Task directions: Pull out every line below that holds the word "lipdukus".

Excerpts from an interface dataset
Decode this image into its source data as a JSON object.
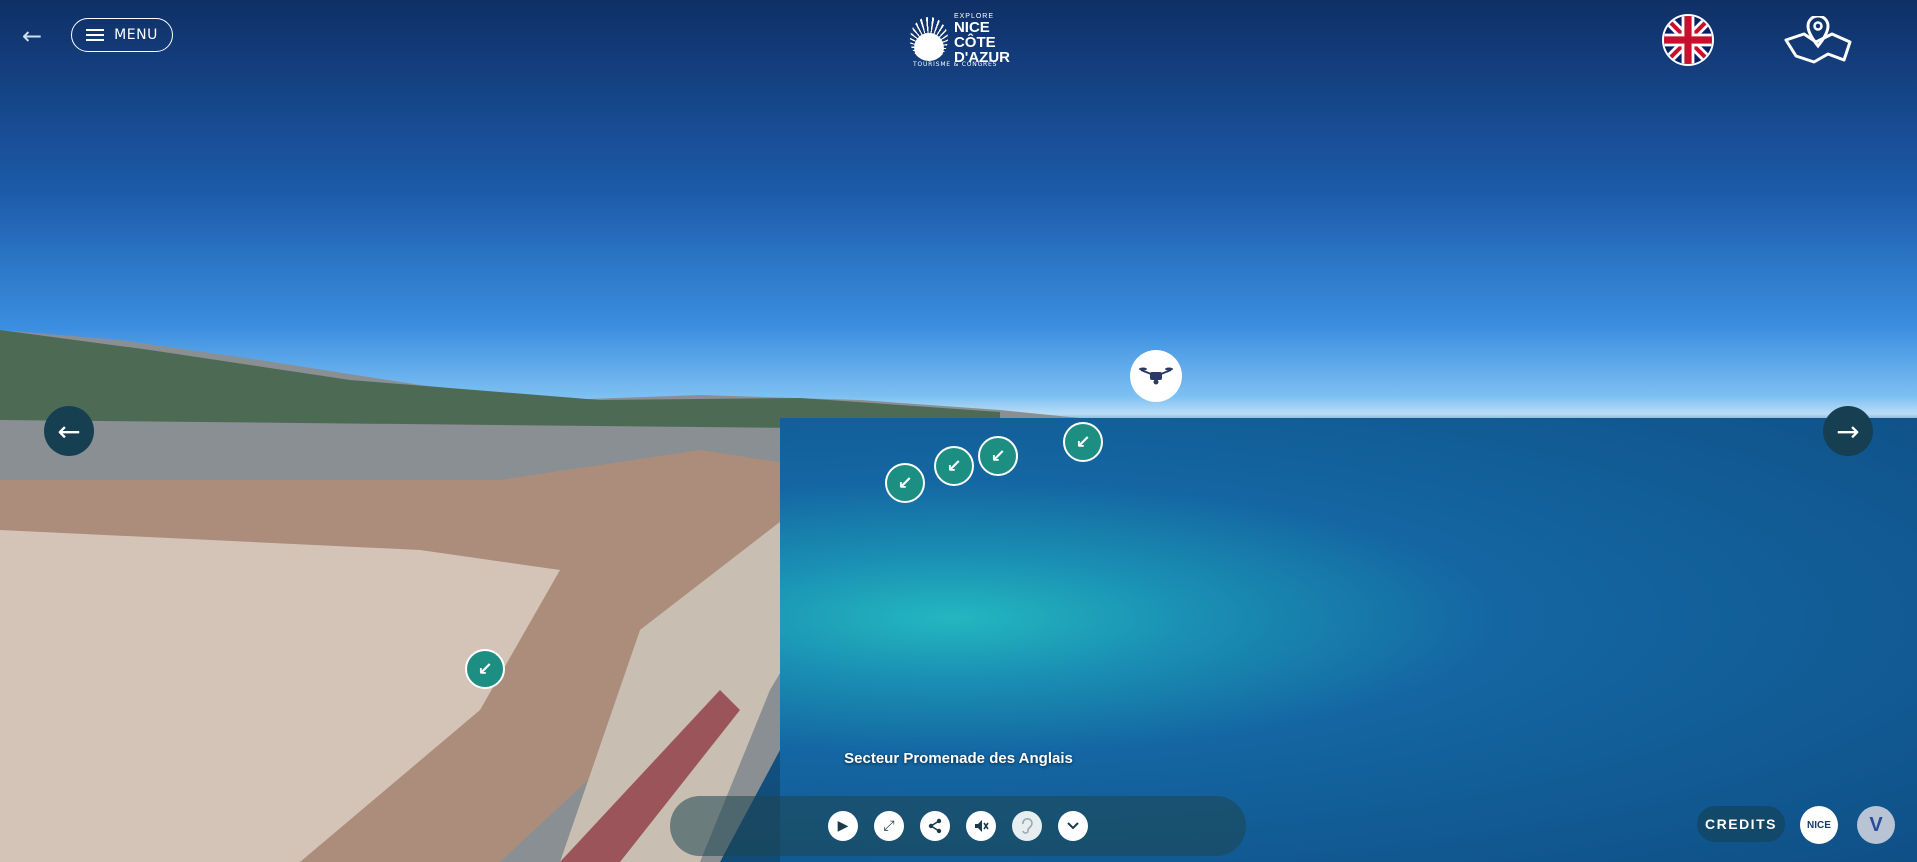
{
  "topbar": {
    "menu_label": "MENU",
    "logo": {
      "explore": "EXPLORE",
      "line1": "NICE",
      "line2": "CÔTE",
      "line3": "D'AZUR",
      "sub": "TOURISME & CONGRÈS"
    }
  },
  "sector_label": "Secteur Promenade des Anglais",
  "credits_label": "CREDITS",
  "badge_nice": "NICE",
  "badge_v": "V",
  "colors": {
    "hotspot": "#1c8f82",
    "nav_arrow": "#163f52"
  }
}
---
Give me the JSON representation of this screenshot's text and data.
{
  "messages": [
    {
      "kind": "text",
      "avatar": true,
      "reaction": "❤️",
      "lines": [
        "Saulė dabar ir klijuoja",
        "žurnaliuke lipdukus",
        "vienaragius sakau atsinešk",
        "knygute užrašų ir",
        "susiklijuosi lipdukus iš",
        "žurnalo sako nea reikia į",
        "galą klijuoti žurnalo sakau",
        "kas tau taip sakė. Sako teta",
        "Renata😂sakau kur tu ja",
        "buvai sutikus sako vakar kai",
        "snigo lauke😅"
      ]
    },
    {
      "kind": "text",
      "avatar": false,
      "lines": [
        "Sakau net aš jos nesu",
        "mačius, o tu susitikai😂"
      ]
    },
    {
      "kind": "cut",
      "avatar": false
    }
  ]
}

Reply:
        "žurnaliuke lipdukus",
        "susiklijuosi lipdukus iš",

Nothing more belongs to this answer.